Pilling doesn't mean cashmere is bad.

Close up of a woman's hand and arm wearing a pilled sweater.
Ellyy / Shutterstock

The lower the grade of the cashmere, the most prone it will be to pilling. "When shopping in-store, you can spot high-quality cashmere with its cozy, lightweight feel, and a minimal height of visible 'fluff' from the fibers due to the woven texture of longer hairs," explains Aerenson.

But even the best cashmere can be prone to pilling after lots of wear. In these cases, Kosich advises against ever using electric pill removers or razor blades. "Both can ruin sweaters in an instant." Instead, she recommends a handheld pill tool or a fine-tooth comb.

For more style advice delivered straight to your inbox, sign up for our daily newsletter.

This is why the best cashmere is so expensive.

White cashmere goats on the pasture
BasieB / iStock

On their website, State Cashmere explains that it takes four to five cashmere goats to make one sweater. "The process of combing and collecting the under layer is pretty labor-intensive as the undercoat has to be separated from the outer layer by hand," they note, adding that cashmere is only collected once a year.

In addition, there are only so many cashmere-producing goats in the world. "Cashmere is scarce relative to wool; over two million tons of sheep wool is produced each year, while a little less than seven tons of cashmere is produced in the same period," shares clothing brand Lands End.

Use your freezer to keep cashmere fresh.

opening freezer door
Alla Aramyan / Shutterstock

No matter how much you've spent on cashmere, you'll want it to last as long as possible, and for that to happen, the work doesn't stop in the store.

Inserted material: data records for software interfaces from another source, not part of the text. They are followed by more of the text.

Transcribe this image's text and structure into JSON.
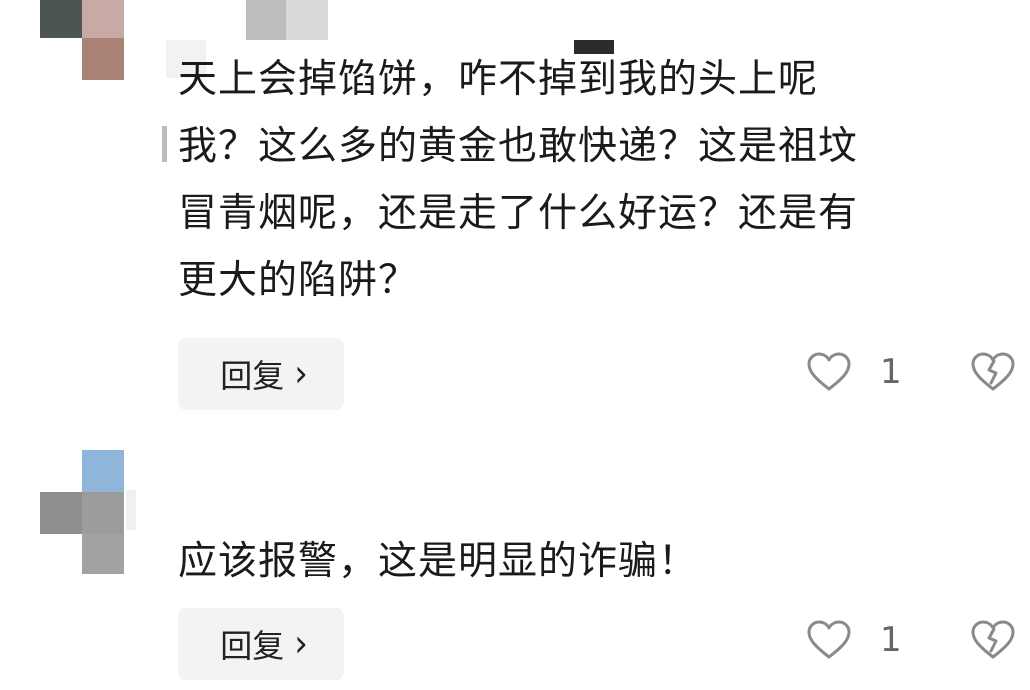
{
  "comments": [
    {
      "text": "天上会掉馅饼，咋不掉到我的头上呢\n我？这么多的黄金也敢快递？这是祖坟\n冒青烟呢，还是走了什么好运？还是有\n更大的陷阱？",
      "reply_label": "回复",
      "like_count": "1",
      "icons": {
        "like": "heart-outline-icon",
        "dislike": "broken-heart-icon",
        "reply_arrow": "chevron-right-icon"
      }
    },
    {
      "text": "应该报警，这是明显的诈骗！",
      "reply_label": "回复",
      "like_count": "1",
      "icons": {
        "like": "heart-outline-icon",
        "dislike": "broken-heart-icon",
        "reply_arrow": "chevron-right-icon"
      }
    }
  ],
  "colors": {
    "reply_bg": "#f2f3f5",
    "icon_gray": "#8a8a8a",
    "text": "#1a1a1a"
  }
}
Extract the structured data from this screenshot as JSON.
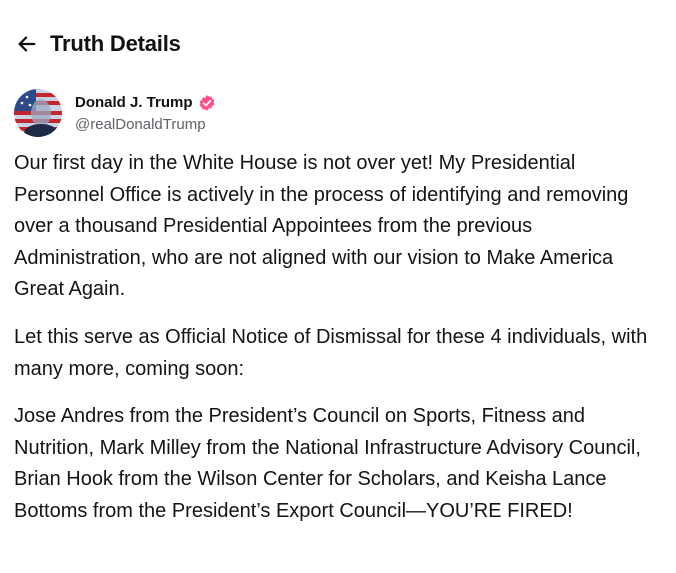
{
  "header": {
    "title": "Truth Details",
    "back_icon": "arrow-left-icon"
  },
  "author": {
    "name": "Donald J. Trump",
    "handle": "@realDonaldTrump",
    "verified_icon": "verified-badge-icon",
    "verified_color": "#ff4d8d"
  },
  "post": {
    "paragraphs": [
      "Our first day in the White House is not over yet! My Presidential Personnel Office is actively in the process of identifying and removing over a thousand Presidential Appointees from the previous Administration, who are not aligned with our vision to Make America Great Again.",
      "Let this serve as Official Notice of Dismissal for these 4 individuals, with many more, coming soon:",
      "Jose Andres from the President’s Council on Sports, Fitness and Nutrition, Mark Milley from the National Infrastructure Advisory Council, Brian Hook from the Wilson Center for Scholars, and Keisha Lance Bottoms from the President’s Export Council—YOU’RE FIRED!"
    ]
  }
}
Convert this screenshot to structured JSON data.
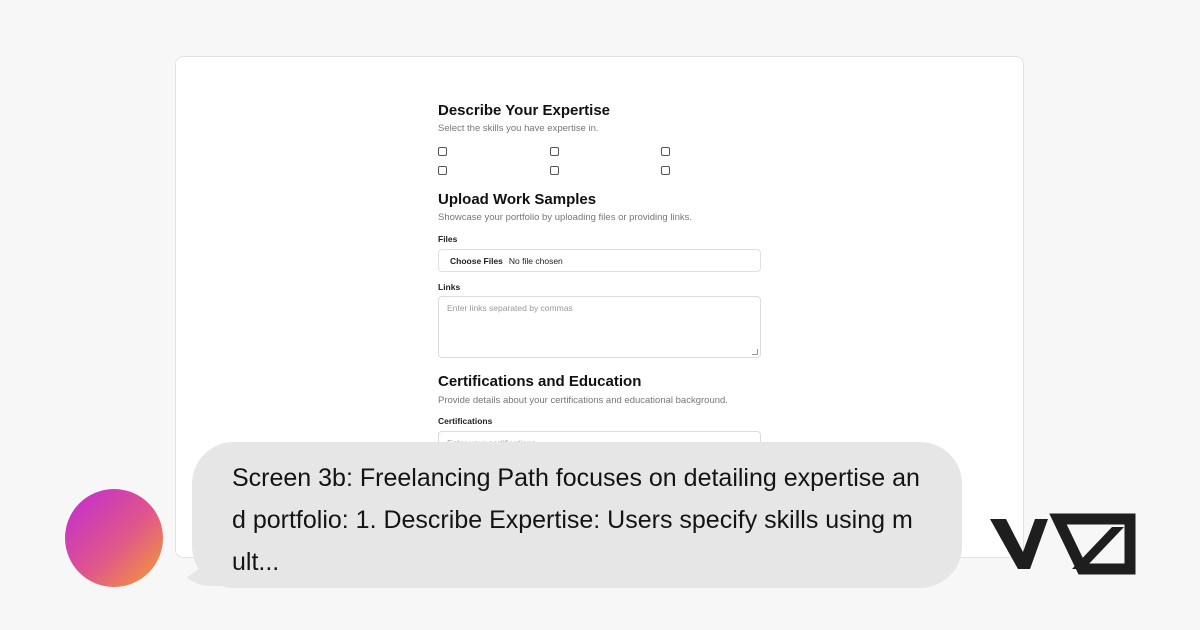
{
  "expertise": {
    "title": "Describe Your Expertise",
    "description": "Select the skills you have expertise in."
  },
  "work_samples": {
    "title": "Upload Work Samples",
    "description": "Showcase your portfolio by uploading files or providing links.",
    "files_label": "Files",
    "choose_files_label": "Choose Files",
    "no_file_text": "No file chosen",
    "links_label": "Links",
    "links_placeholder": "Enter links separated by commas"
  },
  "certifications": {
    "title": "Certifications and Education",
    "description": "Provide details about your certifications and educational background.",
    "cert_label": "Certifications",
    "cert_placeholder": "Enter your certifications"
  },
  "caption": {
    "text": "Screen 3b: Freelancing Path focuses on detailing expertise and portfolio: 1. Describe Expertise: Users specify skills using mult..."
  },
  "colors": {
    "avatar_gradient": [
      "#c02ad6",
      "#e0568a",
      "#f5a030"
    ],
    "bubble": "#e6e6e6",
    "logo": "#1e1e1e"
  },
  "icons": {
    "logo": "vz-logo-icon"
  }
}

First, make sure you're storing it properly. Kosich recommends a place that is dry and has good airflow. "Avoid plastic bags as they can trap moisture. Also avoid cardboard boxes—they break down cashmere fibers over time and ultimately destroy them," she adds.

And, of course, only dry clean cashmere according to an item's specific care instructions. Generally speaking, Lands End advises dry cleaning twice a year—in the middle and at the end of the season.

After each individual wear, Lands End suggests placing your garment in a plastic bag and putting it in the freezer to kill odor and bacteria. "When you remove your clothing from the freezer, put it on a hanger, give it a spritz of cashmere spray—a clothing refresher that contains a little cedar oil—and hang it in the bathroom during your shower to steam out," they say.

Dana Schulz
Dana Schulz is the Deputy Lifestyle Editor at Best Life. She was previously the managing editor of 6sqft, where she oversaw all content related to real estate, apartment living, and the best local things to do. Read more
Filed Under